In the only official action taken during the meeting, the council voted unanimously to renew its line of credit up to $3.5 million through HOMEBANK but with a boosted interest rate from 4 to 6 percent.
City Clerk Deena Parsons expressed hope the line of credit might not be needed in the near future if a number of capital improvement projects are completed within the next year.
Fahy reported about a recent meeting of the Personnel Committee he chairs, during which it was the opinion of members to leave the city employee sick leave limit at six hours per month rather than raising it to eight as had been requested.
“We are very gracious with what we are doing,” Fahy said, suggesting the issue could be reviewed again next year.
It was the consensus of the council to approve an informational flyer for printing concerning the city’s proposed bond issue which will appear on the April 4 Municipal Election ballot and will be passed out during two upcoming public meetings.
The flyer, which will be included with the February utility billing outlines the reasons the city seeking a $15 million, no-tax bond issue to fund water and sewer projects.
It was reported the Police Department had taken delivery of the last of three new patrol vehicles, and that they are now all in use.
Police Chief Eddie Bogue also explained the decision to go with a new blue and black decal design for the new vehicles.
He said the decision to go away from the orange and black Palmyra Panther design was made by staff during a team-building process.
“It was my people coming up with it,” Bogue said, noting the design evokes the “thin blue line” theme.
Bogue said the city’s insurers decided to total the department’s oldest patrol vehicle which was damaged in a crash earlier this month.
Bogue also informed the board of the need to replace all of the computers used in patrol cars due to the inability to update them in the future.
City Attorney James Lemon reported he is working on a storm water runoff ordinance that should be ready for council consideration at the next meeting.
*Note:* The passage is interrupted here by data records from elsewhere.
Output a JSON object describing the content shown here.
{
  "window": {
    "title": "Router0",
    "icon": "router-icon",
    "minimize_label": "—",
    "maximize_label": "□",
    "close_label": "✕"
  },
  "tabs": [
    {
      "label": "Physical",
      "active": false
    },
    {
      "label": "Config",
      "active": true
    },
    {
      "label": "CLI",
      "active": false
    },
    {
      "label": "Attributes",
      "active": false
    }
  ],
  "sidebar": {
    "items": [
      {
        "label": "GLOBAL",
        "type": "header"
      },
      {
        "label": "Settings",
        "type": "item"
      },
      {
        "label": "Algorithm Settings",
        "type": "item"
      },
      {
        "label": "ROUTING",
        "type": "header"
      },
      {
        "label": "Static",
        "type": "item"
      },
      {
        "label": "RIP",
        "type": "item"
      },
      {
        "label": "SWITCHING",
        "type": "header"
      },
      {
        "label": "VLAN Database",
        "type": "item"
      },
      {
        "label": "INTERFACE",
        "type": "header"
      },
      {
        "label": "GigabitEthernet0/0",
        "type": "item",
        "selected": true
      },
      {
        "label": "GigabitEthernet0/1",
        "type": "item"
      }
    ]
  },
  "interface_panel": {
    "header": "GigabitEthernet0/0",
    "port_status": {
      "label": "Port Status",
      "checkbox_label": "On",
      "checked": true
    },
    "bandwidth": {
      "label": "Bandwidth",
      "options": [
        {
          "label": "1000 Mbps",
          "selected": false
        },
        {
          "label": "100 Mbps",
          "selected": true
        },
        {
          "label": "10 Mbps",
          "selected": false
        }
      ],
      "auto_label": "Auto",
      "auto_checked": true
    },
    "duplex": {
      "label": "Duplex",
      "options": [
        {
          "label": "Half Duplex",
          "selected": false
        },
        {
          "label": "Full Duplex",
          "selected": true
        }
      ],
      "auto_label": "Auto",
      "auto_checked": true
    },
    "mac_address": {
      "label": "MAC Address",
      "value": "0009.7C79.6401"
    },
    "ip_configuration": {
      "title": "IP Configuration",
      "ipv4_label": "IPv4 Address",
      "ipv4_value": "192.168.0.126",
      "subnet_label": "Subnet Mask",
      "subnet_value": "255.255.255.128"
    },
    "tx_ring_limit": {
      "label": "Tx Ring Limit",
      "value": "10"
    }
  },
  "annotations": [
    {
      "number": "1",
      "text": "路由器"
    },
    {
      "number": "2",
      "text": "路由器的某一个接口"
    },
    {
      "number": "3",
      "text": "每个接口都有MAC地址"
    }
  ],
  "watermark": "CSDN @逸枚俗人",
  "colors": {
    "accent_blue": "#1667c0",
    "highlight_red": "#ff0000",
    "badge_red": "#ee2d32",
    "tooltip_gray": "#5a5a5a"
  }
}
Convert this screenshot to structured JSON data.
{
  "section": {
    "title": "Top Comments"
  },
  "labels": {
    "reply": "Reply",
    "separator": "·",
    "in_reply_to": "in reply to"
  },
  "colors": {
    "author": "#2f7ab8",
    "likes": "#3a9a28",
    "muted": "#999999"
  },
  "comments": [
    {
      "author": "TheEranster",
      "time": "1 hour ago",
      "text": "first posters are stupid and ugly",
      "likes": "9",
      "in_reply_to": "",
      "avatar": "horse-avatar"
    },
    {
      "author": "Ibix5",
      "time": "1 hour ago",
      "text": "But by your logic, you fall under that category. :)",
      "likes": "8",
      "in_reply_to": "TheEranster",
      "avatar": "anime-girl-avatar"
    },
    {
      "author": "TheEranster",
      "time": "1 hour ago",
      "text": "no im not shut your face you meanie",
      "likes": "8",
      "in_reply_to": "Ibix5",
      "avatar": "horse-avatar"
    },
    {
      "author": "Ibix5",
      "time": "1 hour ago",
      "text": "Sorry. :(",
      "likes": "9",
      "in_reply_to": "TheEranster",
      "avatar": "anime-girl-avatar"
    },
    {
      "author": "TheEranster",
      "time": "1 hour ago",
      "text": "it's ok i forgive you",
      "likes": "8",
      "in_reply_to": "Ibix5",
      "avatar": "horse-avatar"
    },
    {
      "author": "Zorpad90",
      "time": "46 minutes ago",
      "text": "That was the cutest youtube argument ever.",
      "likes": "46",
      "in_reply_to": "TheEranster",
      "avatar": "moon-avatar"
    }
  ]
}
Lemons said the ordinance, which is needed for supporting the city’s future storm water projects will be comprehensive and based on those used by other municipalities.